== RECORDS SUPPLIED ==
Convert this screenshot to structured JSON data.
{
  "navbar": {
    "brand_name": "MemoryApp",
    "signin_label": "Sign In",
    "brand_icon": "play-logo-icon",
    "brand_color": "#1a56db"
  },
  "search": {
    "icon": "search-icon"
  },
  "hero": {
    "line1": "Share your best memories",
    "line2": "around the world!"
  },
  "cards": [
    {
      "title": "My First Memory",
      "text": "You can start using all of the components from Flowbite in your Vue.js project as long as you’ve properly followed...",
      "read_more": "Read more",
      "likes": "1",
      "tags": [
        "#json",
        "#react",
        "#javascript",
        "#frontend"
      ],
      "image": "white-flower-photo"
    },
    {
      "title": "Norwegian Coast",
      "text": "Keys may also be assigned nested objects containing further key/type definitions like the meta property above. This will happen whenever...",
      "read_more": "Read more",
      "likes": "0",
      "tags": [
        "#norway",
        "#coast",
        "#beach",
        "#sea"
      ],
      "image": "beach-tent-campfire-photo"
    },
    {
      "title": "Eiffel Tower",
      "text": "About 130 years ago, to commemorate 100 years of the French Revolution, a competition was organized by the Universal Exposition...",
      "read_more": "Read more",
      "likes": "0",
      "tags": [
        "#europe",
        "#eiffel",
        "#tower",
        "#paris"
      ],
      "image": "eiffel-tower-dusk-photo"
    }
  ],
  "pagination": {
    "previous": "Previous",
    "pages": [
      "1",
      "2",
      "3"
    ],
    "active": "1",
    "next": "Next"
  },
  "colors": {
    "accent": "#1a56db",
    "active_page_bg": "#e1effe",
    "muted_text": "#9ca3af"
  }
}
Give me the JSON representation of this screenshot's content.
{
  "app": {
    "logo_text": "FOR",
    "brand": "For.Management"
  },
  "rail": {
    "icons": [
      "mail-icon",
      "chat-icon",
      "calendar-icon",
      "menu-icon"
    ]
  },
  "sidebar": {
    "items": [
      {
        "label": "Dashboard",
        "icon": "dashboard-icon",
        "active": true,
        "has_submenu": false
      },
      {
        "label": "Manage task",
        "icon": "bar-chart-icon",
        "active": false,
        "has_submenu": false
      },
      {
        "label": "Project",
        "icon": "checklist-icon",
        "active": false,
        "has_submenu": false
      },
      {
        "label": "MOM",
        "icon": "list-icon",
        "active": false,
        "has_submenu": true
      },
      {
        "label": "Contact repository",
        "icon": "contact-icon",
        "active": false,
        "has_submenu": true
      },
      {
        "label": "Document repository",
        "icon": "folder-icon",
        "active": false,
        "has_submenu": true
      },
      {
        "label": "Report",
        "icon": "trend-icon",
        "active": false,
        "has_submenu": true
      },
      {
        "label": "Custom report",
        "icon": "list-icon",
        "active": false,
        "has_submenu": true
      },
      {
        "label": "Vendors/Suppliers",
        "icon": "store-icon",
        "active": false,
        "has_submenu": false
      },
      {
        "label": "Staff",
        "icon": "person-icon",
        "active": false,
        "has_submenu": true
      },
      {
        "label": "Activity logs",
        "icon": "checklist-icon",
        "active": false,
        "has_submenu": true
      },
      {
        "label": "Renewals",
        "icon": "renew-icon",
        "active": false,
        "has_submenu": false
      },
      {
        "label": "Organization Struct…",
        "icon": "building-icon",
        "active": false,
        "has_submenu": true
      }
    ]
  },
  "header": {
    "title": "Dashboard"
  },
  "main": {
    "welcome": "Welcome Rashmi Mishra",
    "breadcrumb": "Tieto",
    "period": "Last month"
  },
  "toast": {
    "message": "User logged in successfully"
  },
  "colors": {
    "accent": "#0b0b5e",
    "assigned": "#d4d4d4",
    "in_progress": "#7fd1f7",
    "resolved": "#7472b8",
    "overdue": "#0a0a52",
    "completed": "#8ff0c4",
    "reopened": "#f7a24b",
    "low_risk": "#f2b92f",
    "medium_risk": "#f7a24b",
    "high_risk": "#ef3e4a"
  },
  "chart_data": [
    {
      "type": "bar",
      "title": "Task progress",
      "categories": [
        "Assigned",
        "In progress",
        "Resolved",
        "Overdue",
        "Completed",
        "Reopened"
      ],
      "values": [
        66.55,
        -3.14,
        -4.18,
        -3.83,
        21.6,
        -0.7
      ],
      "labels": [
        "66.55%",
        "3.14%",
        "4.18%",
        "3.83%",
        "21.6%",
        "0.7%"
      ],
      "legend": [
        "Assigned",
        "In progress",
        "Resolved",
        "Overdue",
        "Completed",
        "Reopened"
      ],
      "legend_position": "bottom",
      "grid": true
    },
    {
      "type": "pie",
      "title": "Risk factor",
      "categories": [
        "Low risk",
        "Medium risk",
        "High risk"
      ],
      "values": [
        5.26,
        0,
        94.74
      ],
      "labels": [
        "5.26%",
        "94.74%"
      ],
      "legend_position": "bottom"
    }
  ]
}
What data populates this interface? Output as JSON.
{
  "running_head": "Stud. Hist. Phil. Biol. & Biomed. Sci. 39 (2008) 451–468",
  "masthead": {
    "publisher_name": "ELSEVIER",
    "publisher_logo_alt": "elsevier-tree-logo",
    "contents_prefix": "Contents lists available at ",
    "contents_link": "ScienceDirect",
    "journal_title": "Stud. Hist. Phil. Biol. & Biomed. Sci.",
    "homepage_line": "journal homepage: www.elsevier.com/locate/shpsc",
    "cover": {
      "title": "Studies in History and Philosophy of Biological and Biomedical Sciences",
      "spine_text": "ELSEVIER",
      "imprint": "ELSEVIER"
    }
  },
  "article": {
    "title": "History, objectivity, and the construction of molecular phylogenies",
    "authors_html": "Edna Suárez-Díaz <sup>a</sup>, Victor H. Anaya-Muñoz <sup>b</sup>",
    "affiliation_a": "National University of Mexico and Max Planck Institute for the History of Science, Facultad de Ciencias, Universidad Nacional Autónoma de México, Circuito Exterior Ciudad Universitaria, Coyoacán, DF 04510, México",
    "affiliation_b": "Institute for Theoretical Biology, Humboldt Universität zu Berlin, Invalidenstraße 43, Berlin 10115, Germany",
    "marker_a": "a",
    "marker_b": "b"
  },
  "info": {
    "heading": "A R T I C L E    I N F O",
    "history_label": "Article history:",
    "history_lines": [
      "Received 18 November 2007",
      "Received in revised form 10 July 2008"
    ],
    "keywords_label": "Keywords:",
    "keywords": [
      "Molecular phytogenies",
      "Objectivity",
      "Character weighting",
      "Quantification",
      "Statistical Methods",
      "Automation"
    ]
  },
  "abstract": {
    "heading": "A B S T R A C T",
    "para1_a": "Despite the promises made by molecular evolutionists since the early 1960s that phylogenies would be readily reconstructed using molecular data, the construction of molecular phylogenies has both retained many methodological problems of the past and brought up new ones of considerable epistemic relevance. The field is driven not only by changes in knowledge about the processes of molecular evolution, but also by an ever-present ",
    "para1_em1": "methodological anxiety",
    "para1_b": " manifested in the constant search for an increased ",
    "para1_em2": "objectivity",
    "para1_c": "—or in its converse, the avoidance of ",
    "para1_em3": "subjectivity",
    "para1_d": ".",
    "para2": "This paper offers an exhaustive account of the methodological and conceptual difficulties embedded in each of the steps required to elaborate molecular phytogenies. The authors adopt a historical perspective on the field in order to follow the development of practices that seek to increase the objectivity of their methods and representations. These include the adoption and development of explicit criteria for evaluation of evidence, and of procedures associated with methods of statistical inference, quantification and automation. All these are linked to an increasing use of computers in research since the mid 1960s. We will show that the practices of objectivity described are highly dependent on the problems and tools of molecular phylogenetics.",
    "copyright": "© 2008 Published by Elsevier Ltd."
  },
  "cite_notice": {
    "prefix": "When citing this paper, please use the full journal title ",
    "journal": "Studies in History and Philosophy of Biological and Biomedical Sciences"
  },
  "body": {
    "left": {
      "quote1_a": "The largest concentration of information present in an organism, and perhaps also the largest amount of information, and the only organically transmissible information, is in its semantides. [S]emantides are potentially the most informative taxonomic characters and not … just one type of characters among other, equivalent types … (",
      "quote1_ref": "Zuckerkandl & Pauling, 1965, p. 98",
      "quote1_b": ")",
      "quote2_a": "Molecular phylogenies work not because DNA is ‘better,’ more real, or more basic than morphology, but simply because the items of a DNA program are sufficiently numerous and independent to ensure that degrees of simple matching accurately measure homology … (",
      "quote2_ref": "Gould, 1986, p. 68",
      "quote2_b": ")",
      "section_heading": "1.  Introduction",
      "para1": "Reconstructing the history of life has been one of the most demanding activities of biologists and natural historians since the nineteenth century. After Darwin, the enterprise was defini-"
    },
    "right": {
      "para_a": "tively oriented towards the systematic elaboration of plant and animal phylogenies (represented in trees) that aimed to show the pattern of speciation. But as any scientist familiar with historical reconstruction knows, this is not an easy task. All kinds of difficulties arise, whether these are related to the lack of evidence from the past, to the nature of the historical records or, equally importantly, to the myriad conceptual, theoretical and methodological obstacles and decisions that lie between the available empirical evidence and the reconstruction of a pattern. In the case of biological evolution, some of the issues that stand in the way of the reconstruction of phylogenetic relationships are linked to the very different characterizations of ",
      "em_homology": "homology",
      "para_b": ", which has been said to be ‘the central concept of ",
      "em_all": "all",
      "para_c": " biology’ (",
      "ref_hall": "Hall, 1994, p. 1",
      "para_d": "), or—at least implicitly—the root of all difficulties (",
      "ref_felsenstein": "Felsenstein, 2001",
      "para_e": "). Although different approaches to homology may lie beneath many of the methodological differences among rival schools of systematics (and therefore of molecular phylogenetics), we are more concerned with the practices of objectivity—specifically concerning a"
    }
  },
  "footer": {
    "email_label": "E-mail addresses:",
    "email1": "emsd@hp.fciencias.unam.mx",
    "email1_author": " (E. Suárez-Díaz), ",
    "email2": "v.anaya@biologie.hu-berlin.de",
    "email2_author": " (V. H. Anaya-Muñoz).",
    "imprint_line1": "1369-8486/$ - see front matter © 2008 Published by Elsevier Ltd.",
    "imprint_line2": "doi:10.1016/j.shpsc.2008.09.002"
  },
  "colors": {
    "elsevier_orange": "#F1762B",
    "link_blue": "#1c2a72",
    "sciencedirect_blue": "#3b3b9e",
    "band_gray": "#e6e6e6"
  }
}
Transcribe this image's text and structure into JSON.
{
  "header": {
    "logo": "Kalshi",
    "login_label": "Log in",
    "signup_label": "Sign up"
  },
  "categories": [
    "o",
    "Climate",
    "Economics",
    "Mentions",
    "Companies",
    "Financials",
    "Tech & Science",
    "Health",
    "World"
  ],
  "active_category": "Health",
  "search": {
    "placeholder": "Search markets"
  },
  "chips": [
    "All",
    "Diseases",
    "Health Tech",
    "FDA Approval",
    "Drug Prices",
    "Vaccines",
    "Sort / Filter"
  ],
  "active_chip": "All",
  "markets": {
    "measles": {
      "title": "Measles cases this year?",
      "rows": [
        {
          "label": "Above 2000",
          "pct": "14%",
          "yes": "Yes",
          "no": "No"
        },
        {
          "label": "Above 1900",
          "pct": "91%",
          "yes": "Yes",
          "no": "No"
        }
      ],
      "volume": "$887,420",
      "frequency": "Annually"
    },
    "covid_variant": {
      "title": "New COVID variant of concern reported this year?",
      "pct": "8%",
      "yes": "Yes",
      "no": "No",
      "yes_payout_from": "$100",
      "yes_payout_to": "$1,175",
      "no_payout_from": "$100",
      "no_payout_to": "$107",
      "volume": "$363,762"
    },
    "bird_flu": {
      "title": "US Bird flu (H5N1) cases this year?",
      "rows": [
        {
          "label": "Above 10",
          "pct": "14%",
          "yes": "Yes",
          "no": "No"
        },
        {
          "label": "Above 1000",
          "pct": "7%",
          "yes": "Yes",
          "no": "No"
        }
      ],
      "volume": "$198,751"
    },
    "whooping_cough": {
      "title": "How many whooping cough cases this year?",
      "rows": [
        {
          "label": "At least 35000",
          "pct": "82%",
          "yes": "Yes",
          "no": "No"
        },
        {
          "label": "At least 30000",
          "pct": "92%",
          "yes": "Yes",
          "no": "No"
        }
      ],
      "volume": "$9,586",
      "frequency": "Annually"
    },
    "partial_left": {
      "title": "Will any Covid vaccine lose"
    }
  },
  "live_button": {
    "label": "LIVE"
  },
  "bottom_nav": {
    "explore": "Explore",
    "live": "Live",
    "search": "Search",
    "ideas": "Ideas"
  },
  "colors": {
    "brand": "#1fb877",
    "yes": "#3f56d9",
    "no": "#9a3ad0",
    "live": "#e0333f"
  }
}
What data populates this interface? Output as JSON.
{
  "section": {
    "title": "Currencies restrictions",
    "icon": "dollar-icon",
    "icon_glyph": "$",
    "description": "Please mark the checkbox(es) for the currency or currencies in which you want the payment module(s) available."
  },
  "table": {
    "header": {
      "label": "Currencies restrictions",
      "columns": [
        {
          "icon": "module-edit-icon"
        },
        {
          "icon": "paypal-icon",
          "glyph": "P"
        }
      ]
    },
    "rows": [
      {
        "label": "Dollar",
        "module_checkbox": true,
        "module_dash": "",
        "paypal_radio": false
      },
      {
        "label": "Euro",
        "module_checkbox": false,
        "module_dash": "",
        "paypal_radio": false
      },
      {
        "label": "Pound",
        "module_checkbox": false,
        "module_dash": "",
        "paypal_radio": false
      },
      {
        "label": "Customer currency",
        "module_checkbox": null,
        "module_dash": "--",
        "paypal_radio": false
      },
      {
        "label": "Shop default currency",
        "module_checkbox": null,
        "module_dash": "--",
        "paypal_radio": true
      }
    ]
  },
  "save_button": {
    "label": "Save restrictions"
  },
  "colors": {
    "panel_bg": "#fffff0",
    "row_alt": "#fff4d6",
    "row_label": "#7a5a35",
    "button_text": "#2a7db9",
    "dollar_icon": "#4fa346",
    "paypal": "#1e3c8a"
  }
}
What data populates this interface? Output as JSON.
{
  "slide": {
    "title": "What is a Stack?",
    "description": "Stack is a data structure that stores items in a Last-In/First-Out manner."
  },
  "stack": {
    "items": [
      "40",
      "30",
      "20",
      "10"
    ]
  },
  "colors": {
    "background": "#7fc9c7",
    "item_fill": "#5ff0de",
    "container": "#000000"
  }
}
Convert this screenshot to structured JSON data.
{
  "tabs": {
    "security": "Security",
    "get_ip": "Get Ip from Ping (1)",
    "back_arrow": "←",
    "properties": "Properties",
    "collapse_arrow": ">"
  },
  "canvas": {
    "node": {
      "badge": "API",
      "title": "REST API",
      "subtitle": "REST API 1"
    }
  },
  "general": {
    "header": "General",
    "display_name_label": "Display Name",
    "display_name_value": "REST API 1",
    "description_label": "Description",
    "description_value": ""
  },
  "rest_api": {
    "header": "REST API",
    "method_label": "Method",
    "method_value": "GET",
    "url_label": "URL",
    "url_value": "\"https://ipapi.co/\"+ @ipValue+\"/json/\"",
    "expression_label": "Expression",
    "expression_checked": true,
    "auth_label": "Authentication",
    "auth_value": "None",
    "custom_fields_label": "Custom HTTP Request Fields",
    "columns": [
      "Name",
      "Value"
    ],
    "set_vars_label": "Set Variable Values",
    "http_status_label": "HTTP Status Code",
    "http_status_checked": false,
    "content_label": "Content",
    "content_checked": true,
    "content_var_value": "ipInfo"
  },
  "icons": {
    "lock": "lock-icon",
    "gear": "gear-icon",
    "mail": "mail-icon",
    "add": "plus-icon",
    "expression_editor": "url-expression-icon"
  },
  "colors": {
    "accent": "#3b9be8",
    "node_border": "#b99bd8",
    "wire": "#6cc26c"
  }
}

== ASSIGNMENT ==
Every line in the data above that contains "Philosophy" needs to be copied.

== OUTPUT ==
      "title": "Studies in History and Philosophy of Biological and Biomedical Sciences",
    "journal": "Studies in History and Philosophy of Biological and Biomedical Sciences"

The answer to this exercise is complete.